    • AD&D: Coverage that pays out in the event of your death or a permanent loss related to injury.

    • Health Savings Account: Learn more about setting aside money in an HSA to pay medical costs throughout the year.

    • General Purpose Health FSA: Set money aside to help pay your out-of-pocket medical, prescription, dental, and vision costs.

    • Limited Purpose Health FSA: A more limited version of the FSA, that lets you set money aside to help pay your out-of-pocket dental and vision costs. (NOT medical or prescription costs, though.)

    • Special Enrollments: If the status changes for any of your dependents, or if you add new dependents (through birth, marriage, etc.), you have 30 days to request a Special Enrollment so you can sign them up for (or waive) appropriate benefits.

Now, if you have someone you want to cover who isn’t on that list above, chances are they aren’t eligible. Here’s a list of family and personal relations people sometimes want to cover, but who don’t qualify as dependents:

  • Boyfriend/Girlfriend or fiancée/fiancé who does not meet Waters Domestic Partner Eligibility Requirements and Tax Notice as featured at

  • Parents

  • Grandparents/Other Relatives

  • Brothers/Sisters

Of course, special rules may apply for certain situations. For instance, when there’s a court order addressing medical coverage, a former spouse, adopted dependent children, legal guardianship of dependent children, or when a family member has a different last name than you.

It probably goes without saying that enrolling someone who is not qualified as a dependent is considered insurance fraud. No one expects you would do something like this.
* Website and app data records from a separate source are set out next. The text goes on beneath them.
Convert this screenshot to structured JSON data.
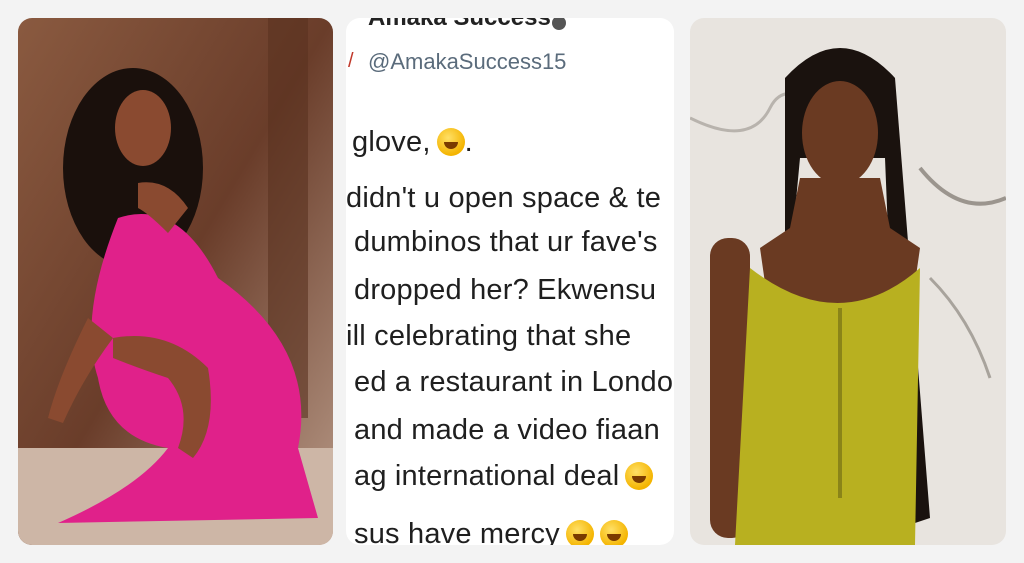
{
  "tweet": {
    "display_name": "Amaka Success",
    "handle": "@AmakaSuccess15",
    "lines": [
      {
        "text": "glove,",
        "emoji": 1,
        "suffix": "."
      },
      {
        "text": "didn't u open space & te",
        "emoji": 0,
        "suffix": ""
      },
      {
        "text": "dumbinos that ur fave's",
        "emoji": 0,
        "suffix": ""
      },
      {
        "text": "dropped her? Ekwensu",
        "emoji": 0,
        "suffix": ""
      },
      {
        "text": "ill celebrating that she",
        "emoji": 0,
        "suffix": ""
      },
      {
        "text": "ed a restaurant in Londo",
        "emoji": 0,
        "suffix": ""
      },
      {
        "text": "and made a video fiaan",
        "emoji": 0,
        "suffix": ""
      },
      {
        "text": "ag international deal",
        "emoji": 1,
        "suffix": ""
      },
      {
        "text": "sus have mercy",
        "emoji": 2,
        "suffix": ""
      }
    ],
    "emoji_name": "rolling-on-floor-laughing-emoji"
  },
  "photos": {
    "left": {
      "icon": "woman-pink-dress-photo",
      "dress_color": "#e0218a",
      "background_color": "#7a4a35"
    },
    "right": {
      "icon": "woman-yellow-dress-photo",
      "dress_color": "#b8b020",
      "background_color": "#e8e4df"
    }
  }
}
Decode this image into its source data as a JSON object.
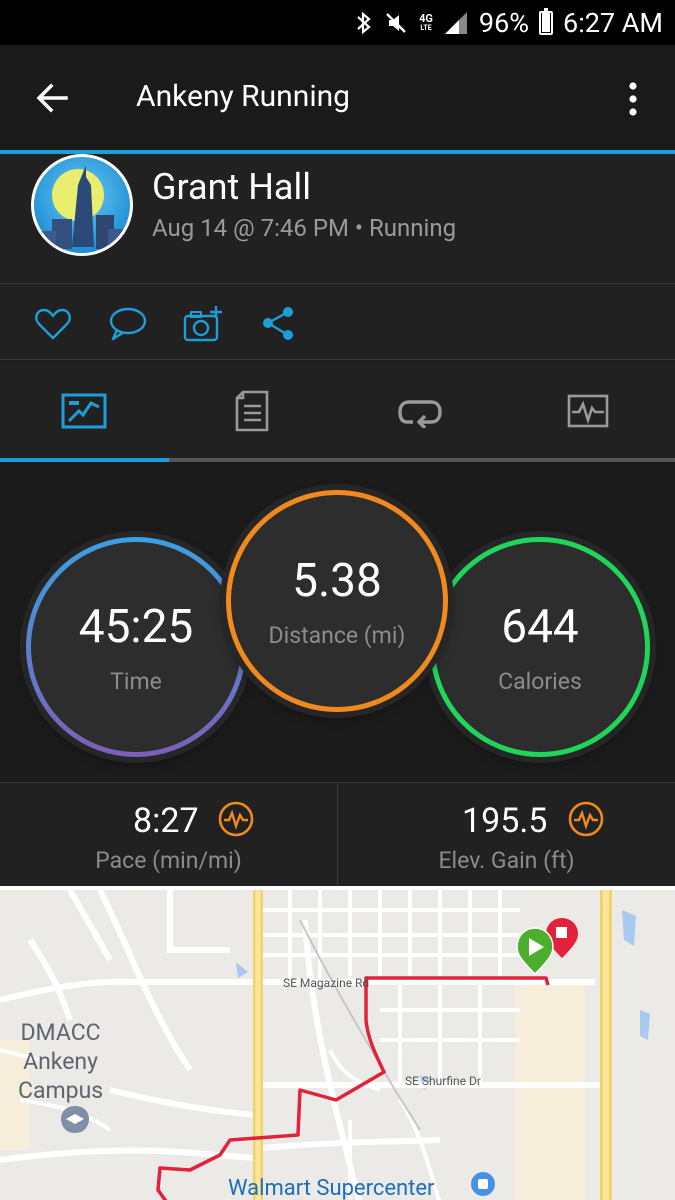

However, if you were to take part in this kind of fraud, possible consequences could include severe corrective action-up to and including:

  • Termination of employment

  • Repayment of premium costs for non-qualified persons

  • Cancellation of coverage and repayment of costs for services, back to the date they were first enrolled

  • Permanent prohibition from enrolling in any benefit plan at Waters, or anywhere else.

If you’re not sure someone you want to cover qualifies as a dependent, please contact the Waters Benefits Now Call Center at 1-866-994-5111.